a quilted skirt worn by women.
to construct something, such as clothing, using the same technique.
there is a quilt in that beautiful space called “faces.” when heather and i met this artist in upstate new york, we saw this inspirational quilt that she created. when we got this office space across the street, i knew that i had to have that quilt. it became my feng shui cure; i knew that it would welcome a host of helpful, supportive people into our space, into our lives. everydayhealth.com
while some 18th-cent. examples are extant, the american quilt as art and craft is largely a 19th-century phenomenon. dozens of traditional patchwork patterns have evolved, such as sunburst, sawtooth, log cabin, schoolhouse, and bear's paw, and have continued in use well into the 20th cent. the quilts of certain american groups are especially compelling works of art. among the most notable of these were made by the amish (particularly c.1870–1935) who created utilitarian quilts with geometric designs in areas of unpatterned color—deep, vibrant, and close-toned—now much sought after by collectors. the victorian period marked the popularity of the crazy quilt, in which asymmetrical designs were made of patches of various textiles in a multiplicity of sizes and shapes often connected by decorative stitching. factmonster.com

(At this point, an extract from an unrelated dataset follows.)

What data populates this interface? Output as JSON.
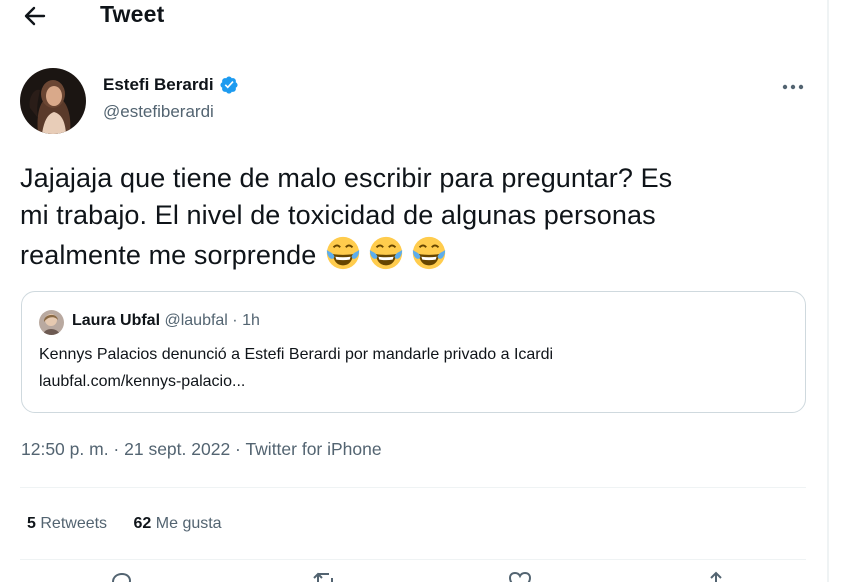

the deployment of one single national immunization registry is not feasible at this time. it is not technical, it is political, and it is also financial. the best that we can hope for in the next five to ten years is to quilt together individual state registries into a regional registry, and allow sharing between different states. hhs.gov
america is not like a blanket - one piece of unbroken cloth, the same color, the same texture, the same size. america is more like a quilt - many patches, many pieces, many colors, many sizes, all woven and held together by a common thread. the white, the hispanic, the black, the arab, the jew, the woman, the native american, the small farmer, the businessperson, the environmentalist, the peace activist, the young, the old, the lesbian, the gay and disabled make up the american quilt. infoplease.com
show students the “all american medley” quilt. ask students to identify the symbols of the united states that appear on the quilt (the liberty bell, the bald eagle, the flag, fireworks, popular american foods, figures representing the diversity of the american people, and so on). you may need to help students identify symbols not already covered in discussion of the primary source set. ask students why they think this quilt was made. explain that the quilt might have been designed to show the quilt maker’s pride in america. ask students how they feel about living in the united states. challenge students to create their own design for a quilt that uses american symbols to show how they feel. loc.gov
"mosaicism is a little like a quilt. the quilt has lots of different patterns on it, and that's what we potentially think is going on with some embryos," explained feinberg, also director of ivf programs at reproductive associates of delaware. "that doesn't mean the quilt is not functioning or working well. there are biological prophecies in embryos that we don't fully understand." medicinenet.com
"our incremental, fragmented, and incomplete health insurance system means that different americans have different access to healthcare on the basis of their income, employment status, age, and sex. the decision in hobby lobby unravels only one more thread, perhaps, but it tugs on a quilt that is already inequitable and uneven." medpagetoday.com
every wednesday morning, i watch the sun rise though sliding glass doors, reluctantly peel back layers of comforter and quilt, and stumble out of bed to make coffee. i peer blearily at a textbook, yawn profusely, and occasionally label a diagram. at 7 am, i take a shower, pack a lunch, and set off for pbl, […] merckmanuals.com